Northland teen motorists are being urged to stick to their driver licence conditions after research suggests many are breaking the law - often with their parents' permission.

A New Zealand Transport Agency (NZTA) survey of 574 parents found nearly half of young drivers on learner or restricted licences have broken at least one graduated licensing condition.

Almost 50 per cent of parents surveyed said their teen had driven unsupervised with friends in the car, while 17 per cent allowed it to happen at least once.

Just over a third of parents surveyed said their teen had driven after 10pm without a supervisor while on their restricted licence, with 16 per cent allowing it to happen at least once.

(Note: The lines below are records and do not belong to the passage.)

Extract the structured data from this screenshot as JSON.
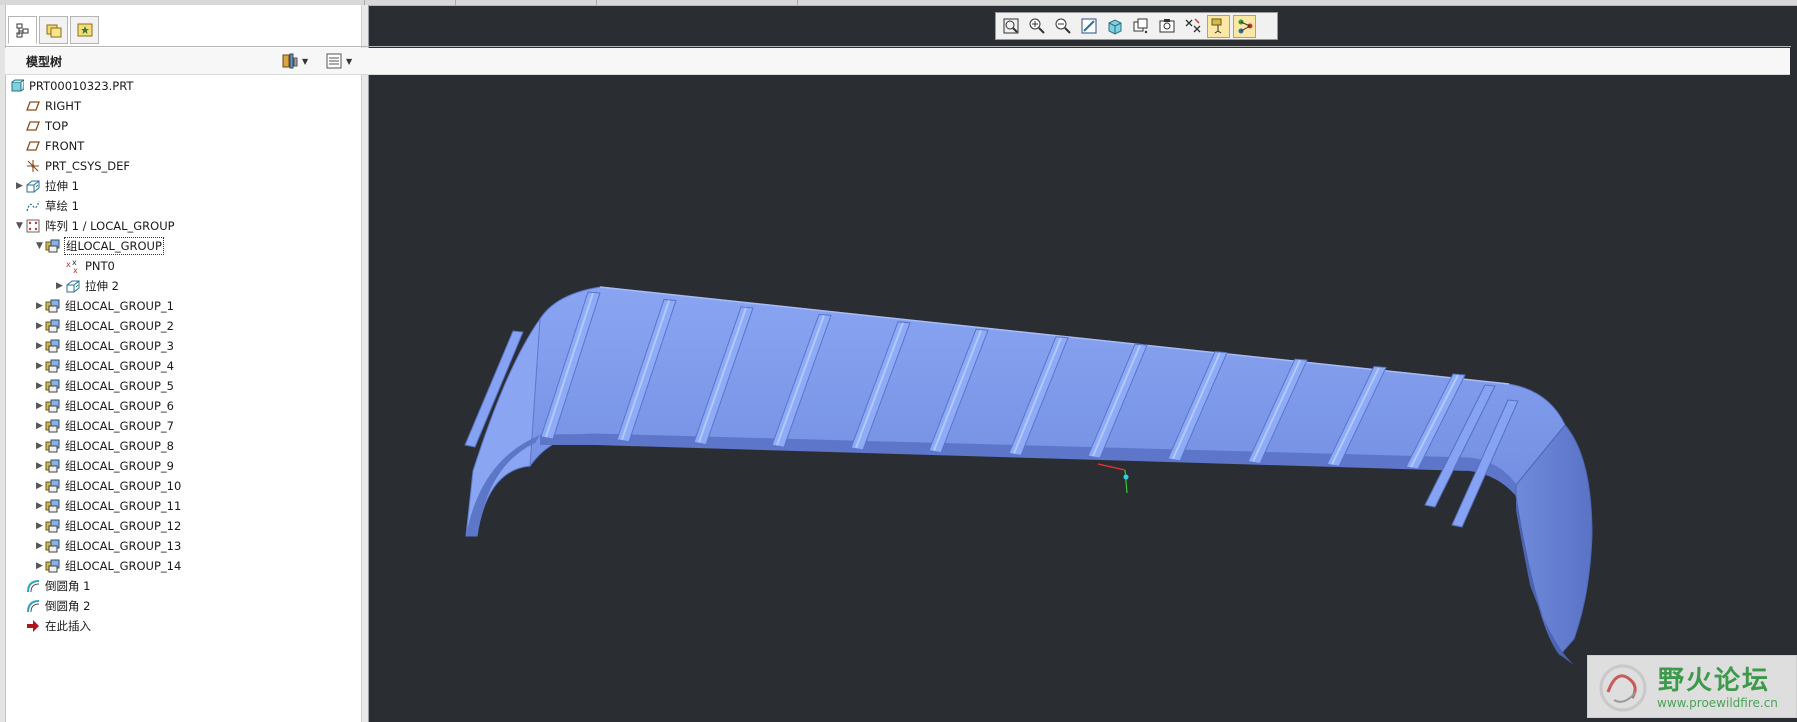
{
  "panel": {
    "title": "模型树",
    "tabs": [
      "model-tree-tab",
      "layers-tab",
      "favorites-tab"
    ]
  },
  "tree": {
    "root": "PRT00010323.PRT",
    "items": [
      {
        "label": "RIGHT",
        "icon": "datum-plane-icon",
        "depth": 1,
        "expand": ""
      },
      {
        "label": "TOP",
        "icon": "datum-plane-icon",
        "depth": 1,
        "expand": ""
      },
      {
        "label": "FRONT",
        "icon": "datum-plane-icon",
        "depth": 1,
        "expand": ""
      },
      {
        "label": "PRT_CSYS_DEF",
        "icon": "coordinate-system-icon",
        "depth": 1,
        "expand": ""
      },
      {
        "label": "拉伸 1",
        "icon": "extrude-icon",
        "depth": 1,
        "expand": "▶"
      },
      {
        "label": "草绘 1",
        "icon": "sketch-icon",
        "depth": 1,
        "expand": ""
      },
      {
        "label": "阵列 1 / LOCAL_GROUP",
        "icon": "pattern-icon",
        "depth": 1,
        "expand": "▼"
      },
      {
        "label": "组LOCAL_GROUP",
        "icon": "group-icon",
        "depth": 2,
        "expand": "▼",
        "selected": true
      },
      {
        "label": "PNT0",
        "icon": "datum-point-icon",
        "depth": 3,
        "expand": ""
      },
      {
        "label": "拉伸 2",
        "icon": "extrude-icon",
        "depth": 3,
        "expand": "▶"
      },
      {
        "label": "组LOCAL_GROUP_1",
        "icon": "group-icon",
        "depth": 2,
        "expand": "▶"
      },
      {
        "label": "组LOCAL_GROUP_2",
        "icon": "group-icon",
        "depth": 2,
        "expand": "▶"
      },
      {
        "label": "组LOCAL_GROUP_3",
        "icon": "group-icon",
        "depth": 2,
        "expand": "▶"
      },
      {
        "label": "组LOCAL_GROUP_4",
        "icon": "group-icon",
        "depth": 2,
        "expand": "▶"
      },
      {
        "label": "组LOCAL_GROUP_5",
        "icon": "group-icon",
        "depth": 2,
        "expand": "▶"
      },
      {
        "label": "组LOCAL_GROUP_6",
        "icon": "group-icon",
        "depth": 2,
        "expand": "▶"
      },
      {
        "label": "组LOCAL_GROUP_7",
        "icon": "group-icon",
        "depth": 2,
        "expand": "▶"
      },
      {
        "label": "组LOCAL_GROUP_8",
        "icon": "group-icon",
        "depth": 2,
        "expand": "▶"
      },
      {
        "label": "组LOCAL_GROUP_9",
        "icon": "group-icon",
        "depth": 2,
        "expand": "▶"
      },
      {
        "label": "组LOCAL_GROUP_10",
        "icon": "group-icon",
        "depth": 2,
        "expand": "▶"
      },
      {
        "label": "组LOCAL_GROUP_11",
        "icon": "group-icon",
        "depth": 2,
        "expand": "▶"
      },
      {
        "label": "组LOCAL_GROUP_12",
        "icon": "group-icon",
        "depth": 2,
        "expand": "▶"
      },
      {
        "label": "组LOCAL_GROUP_13",
        "icon": "group-icon",
        "depth": 2,
        "expand": "▶"
      },
      {
        "label": "组LOCAL_GROUP_14",
        "icon": "group-icon",
        "depth": 2,
        "expand": "▶"
      },
      {
        "label": "倒圆角 1",
        "icon": "round-icon",
        "depth": 1,
        "expand": ""
      },
      {
        "label": "倒圆角 2",
        "icon": "round-icon",
        "depth": 1,
        "expand": ""
      },
      {
        "label": "在此插入",
        "icon": "insert-here-icon",
        "depth": 1,
        "expand": ""
      }
    ]
  },
  "toolbar": {
    "buttons": [
      {
        "name": "refit-icon",
        "active": false
      },
      {
        "name": "zoom-in-icon",
        "active": false
      },
      {
        "name": "zoom-out-icon",
        "active": false
      },
      {
        "name": "repaint-icon",
        "active": false
      },
      {
        "name": "display-style-icon",
        "active": false
      },
      {
        "name": "saved-views-icon",
        "active": false
      },
      {
        "name": "view-manager-icon",
        "active": false
      },
      {
        "name": "datum-display-icon",
        "active": false
      },
      {
        "name": "annotation-display-icon",
        "active": true
      },
      {
        "name": "spin-center-icon",
        "active": true
      }
    ]
  },
  "watermark": {
    "title": "野火论坛",
    "url": "www.proewildfire.cn"
  },
  "colors": {
    "viewport_bg": "#2a2e33",
    "model_body": "#7e9bec",
    "model_dark": "#4f68b8",
    "selection": "#fbe7a6"
  }
}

Northland has 3042 teen drivers aged between 16 and 19 on learner licences and 2238 on restricted licences, according to NZTA July figures.

Whangarei driving instructors were not surprised by the survey results.

St John Driving Academy senior driving instructor Gerry O'Connell said teenagers taking his defensive driving course freely admitted breaching their licence conditions.

"It's almost without exception they'll admit to having broken the curfew or carried passengers.

"They're very blase about it, it's just what they all do."

Northland Driving School's Layne Malshinger said many teenage drivers had the attitude that driving was "a right, not something that you have to earn".

"For far too long now it's been too easy to go out and get a licence.

"The further north you go, the more drivers you have without licences."


Automobile Association driving training manager Karen Dickson said she was surprised and disappointed by the survey's findings.

"We think that's a shame because the rules are put there to protect us all."

NZTA road safety director Ernst Zollner said a range of measures introduced in recent years had helped to cut the number of fatal and serious injury crashes involving teenage drivers from 475 in 2008 to 257 last year.

But it was important that young drivers complied with their graduated licensing conditions to acquire the skills and maturity needed to become safe drivers.

New Zealand's graduated licensing system requires learner drivers to be supervised at all times when driving, while drivers on a restricted licence cannot carry passengers or drive between 10pm and 5am without the supervision of a fully-licensed driver.

Parenting expert/psychologist Nigel Latta said it was important for parents to stay involved in their teen's driving even when they got their restricted licence.